Some things in life are pure science…
…The distance from you to the closest grocery store.
…The weight of your first-born.
These are quantifiable facts in this world that just – well – they just are.
Then, there are things that are more complex…
…The love you have for your family.
…The feeling you get when you see a beautiful piece of art.
There are experiences we all have in life that just can’t be explained by science.
Some people look at the world through a scientific lens while some look at it with a more artistic point of view.

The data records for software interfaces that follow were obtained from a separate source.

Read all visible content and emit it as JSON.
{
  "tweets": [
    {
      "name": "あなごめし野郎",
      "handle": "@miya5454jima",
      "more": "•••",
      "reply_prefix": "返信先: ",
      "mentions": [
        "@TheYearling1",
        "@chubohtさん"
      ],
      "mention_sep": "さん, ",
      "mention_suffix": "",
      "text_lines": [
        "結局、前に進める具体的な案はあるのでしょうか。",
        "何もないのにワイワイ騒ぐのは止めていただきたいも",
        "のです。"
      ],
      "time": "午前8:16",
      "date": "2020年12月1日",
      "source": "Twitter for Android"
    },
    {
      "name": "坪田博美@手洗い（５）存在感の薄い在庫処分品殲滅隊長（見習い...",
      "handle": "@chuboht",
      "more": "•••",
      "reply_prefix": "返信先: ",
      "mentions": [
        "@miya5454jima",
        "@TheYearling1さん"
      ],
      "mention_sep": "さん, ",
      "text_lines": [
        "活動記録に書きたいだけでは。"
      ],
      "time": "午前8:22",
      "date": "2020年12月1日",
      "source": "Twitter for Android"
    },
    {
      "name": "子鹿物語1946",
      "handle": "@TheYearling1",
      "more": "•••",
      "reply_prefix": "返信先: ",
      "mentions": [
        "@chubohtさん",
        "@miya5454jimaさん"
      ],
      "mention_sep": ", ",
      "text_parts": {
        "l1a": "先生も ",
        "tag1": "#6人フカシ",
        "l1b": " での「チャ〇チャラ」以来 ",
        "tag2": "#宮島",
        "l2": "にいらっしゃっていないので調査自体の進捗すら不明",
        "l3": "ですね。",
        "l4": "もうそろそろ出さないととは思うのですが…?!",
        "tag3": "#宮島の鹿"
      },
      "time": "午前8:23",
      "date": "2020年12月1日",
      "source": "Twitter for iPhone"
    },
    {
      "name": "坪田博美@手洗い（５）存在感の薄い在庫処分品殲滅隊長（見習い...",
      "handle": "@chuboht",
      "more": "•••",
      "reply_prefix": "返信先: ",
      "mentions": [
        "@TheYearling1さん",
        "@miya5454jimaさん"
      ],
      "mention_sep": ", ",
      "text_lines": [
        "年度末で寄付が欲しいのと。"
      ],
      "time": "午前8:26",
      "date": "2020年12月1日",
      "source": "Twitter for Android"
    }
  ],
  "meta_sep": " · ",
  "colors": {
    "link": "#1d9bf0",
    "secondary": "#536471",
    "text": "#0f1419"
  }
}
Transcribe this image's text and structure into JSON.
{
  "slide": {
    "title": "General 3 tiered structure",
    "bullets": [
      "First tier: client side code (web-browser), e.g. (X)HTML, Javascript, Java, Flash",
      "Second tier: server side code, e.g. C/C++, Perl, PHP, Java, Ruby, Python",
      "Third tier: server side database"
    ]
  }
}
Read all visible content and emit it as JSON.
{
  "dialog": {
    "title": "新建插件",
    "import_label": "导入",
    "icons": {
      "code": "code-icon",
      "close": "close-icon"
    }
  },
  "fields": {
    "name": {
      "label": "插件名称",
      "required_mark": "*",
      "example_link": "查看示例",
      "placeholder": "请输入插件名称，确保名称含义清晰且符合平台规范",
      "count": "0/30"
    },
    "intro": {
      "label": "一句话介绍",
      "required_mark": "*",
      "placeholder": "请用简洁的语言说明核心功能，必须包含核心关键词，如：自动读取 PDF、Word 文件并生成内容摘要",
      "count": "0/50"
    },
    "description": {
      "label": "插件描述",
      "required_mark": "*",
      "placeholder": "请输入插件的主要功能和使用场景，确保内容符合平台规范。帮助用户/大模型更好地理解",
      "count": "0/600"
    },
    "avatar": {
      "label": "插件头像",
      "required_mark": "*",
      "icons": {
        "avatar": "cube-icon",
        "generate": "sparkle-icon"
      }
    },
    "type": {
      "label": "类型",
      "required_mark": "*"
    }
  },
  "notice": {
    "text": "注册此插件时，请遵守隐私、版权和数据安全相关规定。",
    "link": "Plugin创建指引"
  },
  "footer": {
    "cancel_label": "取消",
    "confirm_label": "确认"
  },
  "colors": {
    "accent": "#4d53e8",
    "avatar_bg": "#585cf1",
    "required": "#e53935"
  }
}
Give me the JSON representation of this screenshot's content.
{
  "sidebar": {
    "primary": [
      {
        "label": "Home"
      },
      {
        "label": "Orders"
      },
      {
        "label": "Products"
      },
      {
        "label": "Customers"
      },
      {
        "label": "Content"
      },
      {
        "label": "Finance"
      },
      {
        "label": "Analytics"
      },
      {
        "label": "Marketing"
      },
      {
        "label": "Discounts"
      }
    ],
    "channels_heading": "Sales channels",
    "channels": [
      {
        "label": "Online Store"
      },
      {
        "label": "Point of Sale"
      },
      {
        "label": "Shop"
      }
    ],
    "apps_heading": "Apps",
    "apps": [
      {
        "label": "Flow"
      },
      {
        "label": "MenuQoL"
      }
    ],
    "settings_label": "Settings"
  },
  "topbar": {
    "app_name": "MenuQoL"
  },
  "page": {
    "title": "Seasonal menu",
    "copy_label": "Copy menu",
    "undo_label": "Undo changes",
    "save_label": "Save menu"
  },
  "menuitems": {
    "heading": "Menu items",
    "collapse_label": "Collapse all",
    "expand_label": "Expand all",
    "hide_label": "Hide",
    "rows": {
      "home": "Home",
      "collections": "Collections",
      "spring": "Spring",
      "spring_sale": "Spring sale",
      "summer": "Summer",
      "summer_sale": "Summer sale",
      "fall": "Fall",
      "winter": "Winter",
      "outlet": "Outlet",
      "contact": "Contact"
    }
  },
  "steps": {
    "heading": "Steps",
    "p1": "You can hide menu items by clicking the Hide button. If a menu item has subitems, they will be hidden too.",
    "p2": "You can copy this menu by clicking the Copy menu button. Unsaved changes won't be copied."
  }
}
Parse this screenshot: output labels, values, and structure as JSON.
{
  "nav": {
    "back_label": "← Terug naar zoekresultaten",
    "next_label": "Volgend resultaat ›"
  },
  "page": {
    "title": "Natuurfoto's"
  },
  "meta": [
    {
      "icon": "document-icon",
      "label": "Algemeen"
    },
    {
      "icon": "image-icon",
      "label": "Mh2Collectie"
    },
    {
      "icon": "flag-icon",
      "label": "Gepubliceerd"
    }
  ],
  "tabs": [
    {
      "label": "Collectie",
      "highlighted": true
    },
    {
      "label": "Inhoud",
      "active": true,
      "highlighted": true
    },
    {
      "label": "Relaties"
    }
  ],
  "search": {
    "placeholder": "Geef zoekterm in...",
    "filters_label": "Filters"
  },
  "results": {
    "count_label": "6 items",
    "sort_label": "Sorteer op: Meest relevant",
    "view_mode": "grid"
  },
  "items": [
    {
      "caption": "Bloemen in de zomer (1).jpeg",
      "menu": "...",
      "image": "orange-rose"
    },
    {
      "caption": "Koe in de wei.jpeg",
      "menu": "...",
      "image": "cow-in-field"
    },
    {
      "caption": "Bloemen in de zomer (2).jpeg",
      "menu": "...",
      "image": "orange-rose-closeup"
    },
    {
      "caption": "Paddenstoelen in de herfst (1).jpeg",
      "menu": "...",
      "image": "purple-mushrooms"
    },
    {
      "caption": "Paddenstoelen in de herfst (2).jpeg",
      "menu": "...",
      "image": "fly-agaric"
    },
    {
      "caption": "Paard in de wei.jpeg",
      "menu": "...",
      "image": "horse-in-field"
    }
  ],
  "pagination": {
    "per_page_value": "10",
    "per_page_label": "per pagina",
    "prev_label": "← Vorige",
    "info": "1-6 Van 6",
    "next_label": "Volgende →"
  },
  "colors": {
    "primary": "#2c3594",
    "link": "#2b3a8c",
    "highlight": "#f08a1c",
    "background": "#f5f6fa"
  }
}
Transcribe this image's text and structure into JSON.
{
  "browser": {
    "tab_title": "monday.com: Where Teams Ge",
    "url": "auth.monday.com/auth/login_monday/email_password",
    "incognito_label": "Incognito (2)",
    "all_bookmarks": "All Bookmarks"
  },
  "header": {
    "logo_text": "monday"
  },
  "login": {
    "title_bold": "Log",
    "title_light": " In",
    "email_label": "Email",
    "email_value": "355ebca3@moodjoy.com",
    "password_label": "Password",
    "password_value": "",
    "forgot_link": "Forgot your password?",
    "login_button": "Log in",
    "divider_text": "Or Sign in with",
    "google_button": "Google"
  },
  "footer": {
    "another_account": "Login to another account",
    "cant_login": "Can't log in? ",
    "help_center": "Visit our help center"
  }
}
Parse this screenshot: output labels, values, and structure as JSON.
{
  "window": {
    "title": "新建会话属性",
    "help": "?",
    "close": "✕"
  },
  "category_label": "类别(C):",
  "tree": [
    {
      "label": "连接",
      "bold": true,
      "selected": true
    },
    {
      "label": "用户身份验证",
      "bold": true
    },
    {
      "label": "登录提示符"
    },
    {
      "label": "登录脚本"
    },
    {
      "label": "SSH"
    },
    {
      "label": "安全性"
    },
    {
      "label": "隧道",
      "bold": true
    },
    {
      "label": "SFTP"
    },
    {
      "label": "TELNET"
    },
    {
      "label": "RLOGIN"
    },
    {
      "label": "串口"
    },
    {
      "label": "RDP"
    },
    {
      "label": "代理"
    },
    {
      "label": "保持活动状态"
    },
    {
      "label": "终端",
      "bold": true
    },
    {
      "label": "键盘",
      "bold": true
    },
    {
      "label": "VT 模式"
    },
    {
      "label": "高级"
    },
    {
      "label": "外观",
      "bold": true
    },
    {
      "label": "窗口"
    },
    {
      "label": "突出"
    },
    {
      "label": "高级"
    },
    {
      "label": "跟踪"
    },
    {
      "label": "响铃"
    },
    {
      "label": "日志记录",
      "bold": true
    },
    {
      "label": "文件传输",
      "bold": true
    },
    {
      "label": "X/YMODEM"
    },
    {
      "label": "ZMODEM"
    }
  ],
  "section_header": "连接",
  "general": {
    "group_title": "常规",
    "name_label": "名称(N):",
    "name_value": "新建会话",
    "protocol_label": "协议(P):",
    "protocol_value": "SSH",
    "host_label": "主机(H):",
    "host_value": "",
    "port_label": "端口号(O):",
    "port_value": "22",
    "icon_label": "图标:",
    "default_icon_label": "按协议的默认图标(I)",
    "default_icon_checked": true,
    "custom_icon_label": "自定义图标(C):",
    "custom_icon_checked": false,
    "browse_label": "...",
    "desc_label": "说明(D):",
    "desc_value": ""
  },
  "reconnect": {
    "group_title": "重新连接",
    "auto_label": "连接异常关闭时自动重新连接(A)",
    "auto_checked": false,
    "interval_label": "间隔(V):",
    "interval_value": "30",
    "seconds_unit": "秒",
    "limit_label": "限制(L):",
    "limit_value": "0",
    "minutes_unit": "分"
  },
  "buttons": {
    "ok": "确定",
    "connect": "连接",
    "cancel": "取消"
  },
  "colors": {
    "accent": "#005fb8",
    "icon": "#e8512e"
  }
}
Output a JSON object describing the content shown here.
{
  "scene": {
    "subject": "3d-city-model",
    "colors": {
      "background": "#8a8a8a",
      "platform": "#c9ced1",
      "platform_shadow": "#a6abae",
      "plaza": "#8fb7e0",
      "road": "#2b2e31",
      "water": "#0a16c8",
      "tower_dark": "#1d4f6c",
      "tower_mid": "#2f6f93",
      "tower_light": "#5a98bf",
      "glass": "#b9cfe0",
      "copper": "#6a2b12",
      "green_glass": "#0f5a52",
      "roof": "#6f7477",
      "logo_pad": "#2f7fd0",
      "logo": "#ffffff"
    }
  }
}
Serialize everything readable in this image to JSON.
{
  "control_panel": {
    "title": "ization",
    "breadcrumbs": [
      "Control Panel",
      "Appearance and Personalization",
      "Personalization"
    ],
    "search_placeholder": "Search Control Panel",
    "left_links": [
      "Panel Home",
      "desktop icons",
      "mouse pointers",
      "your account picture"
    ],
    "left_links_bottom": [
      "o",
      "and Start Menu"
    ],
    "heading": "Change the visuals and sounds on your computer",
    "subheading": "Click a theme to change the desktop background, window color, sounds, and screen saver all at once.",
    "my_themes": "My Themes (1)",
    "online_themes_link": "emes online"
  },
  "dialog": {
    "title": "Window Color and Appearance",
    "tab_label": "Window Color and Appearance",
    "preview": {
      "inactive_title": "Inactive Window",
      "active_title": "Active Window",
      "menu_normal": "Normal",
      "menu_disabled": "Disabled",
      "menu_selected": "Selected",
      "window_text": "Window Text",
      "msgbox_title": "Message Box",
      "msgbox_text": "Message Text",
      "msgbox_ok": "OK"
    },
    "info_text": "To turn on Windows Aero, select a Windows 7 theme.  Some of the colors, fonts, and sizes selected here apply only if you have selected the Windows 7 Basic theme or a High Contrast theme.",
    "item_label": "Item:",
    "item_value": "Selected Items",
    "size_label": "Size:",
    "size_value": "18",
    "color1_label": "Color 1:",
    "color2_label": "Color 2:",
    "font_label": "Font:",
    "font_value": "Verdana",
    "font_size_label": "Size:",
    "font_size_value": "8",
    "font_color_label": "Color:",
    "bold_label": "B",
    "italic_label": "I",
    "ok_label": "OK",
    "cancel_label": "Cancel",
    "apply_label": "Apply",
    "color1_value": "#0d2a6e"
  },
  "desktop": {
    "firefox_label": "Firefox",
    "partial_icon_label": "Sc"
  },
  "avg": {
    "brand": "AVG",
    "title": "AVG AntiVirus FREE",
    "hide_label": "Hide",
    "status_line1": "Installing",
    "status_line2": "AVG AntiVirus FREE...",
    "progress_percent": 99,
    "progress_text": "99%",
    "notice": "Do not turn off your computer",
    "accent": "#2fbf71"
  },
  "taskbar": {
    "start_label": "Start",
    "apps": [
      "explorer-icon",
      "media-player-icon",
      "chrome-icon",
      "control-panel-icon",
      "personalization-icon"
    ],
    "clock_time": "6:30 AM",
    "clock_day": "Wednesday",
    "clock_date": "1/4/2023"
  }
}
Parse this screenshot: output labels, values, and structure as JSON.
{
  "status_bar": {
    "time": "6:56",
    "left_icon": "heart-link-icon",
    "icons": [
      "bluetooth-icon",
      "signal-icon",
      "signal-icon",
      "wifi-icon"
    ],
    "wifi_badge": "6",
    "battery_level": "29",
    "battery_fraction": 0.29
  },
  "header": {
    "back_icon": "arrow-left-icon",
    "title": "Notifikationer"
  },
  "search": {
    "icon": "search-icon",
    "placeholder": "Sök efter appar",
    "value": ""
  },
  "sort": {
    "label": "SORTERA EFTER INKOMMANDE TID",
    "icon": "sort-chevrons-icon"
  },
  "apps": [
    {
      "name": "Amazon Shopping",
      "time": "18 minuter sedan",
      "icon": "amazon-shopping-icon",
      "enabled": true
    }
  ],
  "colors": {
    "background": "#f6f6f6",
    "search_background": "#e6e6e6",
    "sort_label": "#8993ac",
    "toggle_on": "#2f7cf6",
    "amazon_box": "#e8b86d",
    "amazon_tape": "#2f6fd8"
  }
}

Now, before you mumble to yourself, “I didn’t sign up for an existential conversation about the way the world works.” Here’s the deal: the way you look at the world – your filter – will affect how you lead your team.
If you tend to see your team members, and their problems, as issues with a definitive answer, it will influence the way you lead. The same will happen if you tend to see some of the world as unquantifiable; as more of a “gut thing.”
The key is knowing where you are so that you can compensate for your own blind-spots and develop the best team possible.
Science and Art
Maybe you’re the kind of person who believes that everything in life can, if given enough time, be explained away like physics or mathematics. In his book The Moral Landscape, Sam Harris writes about this in terms of morality, but the concept relates to leadership in a big way:
“My claim is that there are right and wrong answers to moral questions, just as there are right and wrong answers to questions of physics, and such answers may one day fall within reach of the maturing sciences of mind.” (pg. 28)
Think about Harris’ words in terms of leading people. Are there right and wrong answers to leading people just like there are right and wrong answers in science? Think about your team’s most recent conflict. There was probably someone on your team who was more hurt than others. There was someone on your team who was more comfortable with conflict that the rest of your team members. And, there are likely some issues that are still unresolved.
Here’s the difference between someone who thinks more scientifically and someone who thinks about people more artistically:
If you’re a leader who believes there is a right and wrong solution to people’s issues, you are already thinking to yourself, “If I do A and B, and they do C and D, then person E and person F will resolve their issues and my team will perform better.”
If you’re a leader who believes that things are more complex than that, you are thinking, “It may not have been the prettiest situation, but we’re still moving the needle toward our goals and the team is still intact. We will never reach perfection, but we can always be getting better.”
Can you see the difference? One way is more mathematical while the other is relational.
Over the course of three posts, we’re going to talk about both approaches to leading teams. In the next blog, we’ll talk about a more scientific way of building high-performing teams – ideas backed by research and practice. Then in the third blog, we’ll talk about a more artistic way of building teams – ideas that require you to have a good “feel” for the dynamics of your team.
As we go along, there are two things you need to keep in mind:
- You need both approaches to the world and to leadership. In fact, many times, they go hand-in-hand.
- The way you view the world will affect how you lead other people. It’s important for you to decide where you fall on the spectrum so you can look out for your own blind-spots and lead to your strengths.
We’re excited to help you become a better leader who, in turn, can better lead your team members toward their goal. See you soon for Part 2 of our three-part series, The Art and Science of Leading a High Performing Team!